A few days after arriving at Terezin, the children were assigned to various barracks based on their age and gender. Franta later spoke of the impact this trauma had on the children, saying that they were in shock at their world being torn apart once again. Franta remained in charge of these children, and he was able to access the barracks whenever necessary.
Under Franta’s influence, the children received extra rations and were kept on a schedule which included exercise, classes and recreation. He was assigned to be a madrich (leader) in Room 7, in which 40 boys aged twelve and thirteen lived.
Franta kept the boys on a disciplined schedule, and made sure they were clean and that the room was orderly. But what made the greatest impact on the boys was how Franta would speak to them at night and tell them that no matter what the Nazis did, they could not take away the boys’ dignity and humanity. He told them they had three duties: to survive, to respect their parents, and to be ready for a new life when the war was over. He encouraged them to love life, no matter what hardships they endured.
Still, Franta had fears and vulnerabilities that the boys did not know about. They did not know about the heartbreak he experienced when he proposed marriage to a woman named Lucy, hoping to save her from the transports. Lucy accepted his proposal, but Franta’s mother convinced Lucy to break off the engagement, believing this was the wrong time and place to marry. Lucy was later transported with her parents, and Franta was unable to forgive his mother for years. The boys also didn’t know how much Franta feared for them, how at night he would break down and cry silently as he wondered what would happen to them the next day.

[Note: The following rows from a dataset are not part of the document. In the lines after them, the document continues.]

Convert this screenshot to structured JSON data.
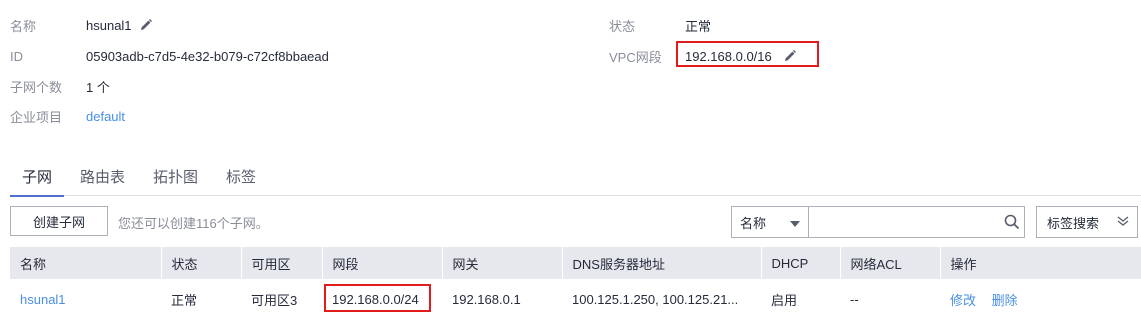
{
  "details": {
    "name_label": "名称",
    "name_value": "hsunal1",
    "id_label": "ID",
    "id_value": "05903adb-c7d5-4e32-b079-c72cf8bbaead",
    "subnet_count_label": "子网个数",
    "subnet_count_value": "1 个",
    "project_label": "企业项目",
    "project_value": "default",
    "status_label": "状态",
    "status_value": "正常",
    "cidr_label": "VPC网段",
    "cidr_value": "192.168.0.0/16"
  },
  "tabs": [
    {
      "label": "子网"
    },
    {
      "label": "路由表"
    },
    {
      "label": "拓扑图"
    },
    {
      "label": "标签"
    }
  ],
  "toolbar": {
    "create_label": "创建子网",
    "hint": "您还可以创建116个子网。",
    "filter_select": "名称",
    "search_placeholder": "",
    "tag_search_label": "标签搜索"
  },
  "table": {
    "headers": [
      "名称",
      "状态",
      "可用区",
      "网段",
      "网关",
      "DNS服务器地址",
      "DHCP",
      "网络ACL",
      "操作"
    ],
    "rows": [
      {
        "name": "hsunal1",
        "status": "正常",
        "az": "可用区3",
        "cidr": "192.168.0.0/24",
        "gateway": "192.168.0.1",
        "dns": "100.125.1.250, 100.125.21...",
        "dhcp": "启用",
        "acl": "--",
        "action_modify": "修改",
        "action_delete": "删除"
      }
    ]
  },
  "colors": {
    "link": "#4a8ee6",
    "highlight": "#e21b1b",
    "tab_indicator": "#526ecc",
    "header_bg": "#e6e8ed"
  }
}
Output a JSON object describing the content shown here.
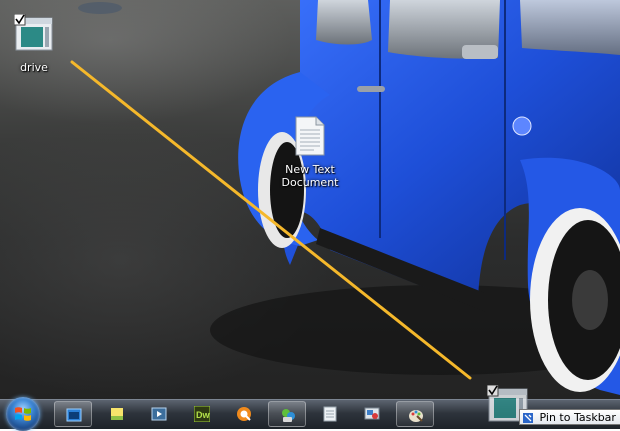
{
  "desktop": {
    "icons": [
      {
        "label": "drive",
        "icon": "program-window-icon"
      },
      {
        "label": "New Text\nDocument",
        "icon": "text-document-icon"
      }
    ]
  },
  "drag": {
    "tooltip": "Pin to Taskbar",
    "color": "#f5b82b"
  },
  "taskbar": {
    "start": "windows-start-orb",
    "items": [
      "internet-explorer-icon",
      "sticky-notes-icon",
      "media-player-icon",
      "dreamweaver-icon",
      "quicktime-icon",
      "msn-messenger-icon",
      "notepad-icon",
      "remote-desktop-icon",
      "paint-icon"
    ]
  },
  "colors": {
    "car": "#1e4fd8",
    "taskbar": "#2e343c"
  }
}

A creative life developed in Room 7; they were the first home to produce plays, and two literary magazines, Rim Rim and Nesar were created and circulated. A sense of community developed among the boys of Room 7, and deep friendships were forged. When some of the boys had to leave on a transport, there was a profound sorrow when they had to say good-bye and the entire community felt the losses.
In September 1944, Franta was assigned to a transport. The night before he left, Franta said good-bye to the boys in Room 7; the scene was poignantly described by Pavel Weiner in his diary. Franta was sent to Auschwitz, where he learned that his family was dead, as were most of the children. He vowed he would live to see the Nazis defeated. In January, Franta was placed on a death march to a work camp called Blechhammer. As the Russians approached, the Nazis abandoned the camp, and Franta walked out of the camp to search for food. He was discovered by some Russian soldiers, who sent him to a repatriation center in Czestochowa. He later became a civilian assistant to an officer for the remainder of the war.
After the war, Franta worked hard to get properties back from the 24 relatives he lost during the war. He returned to his hometown of Brno and later married a woman who had lost her husband in the war. They immigrated to America in 1947, and Franta found work in a business that produced malt for breweries. Though he initially did not know anything about this industry, he learned quickly and became a successful businessman in the malt business and later the paper export business.
Franta died in 2013, and the surviving boys of Room 7 remember to this day how he profoundly touched their lives. Franta put forth tremendous effort to provide order, stability and compassion to these young boys, and their bond with him and with one another remained strong many decades later.
Nesarim: Child Survivors of Terezin by Thelma Gruenbaum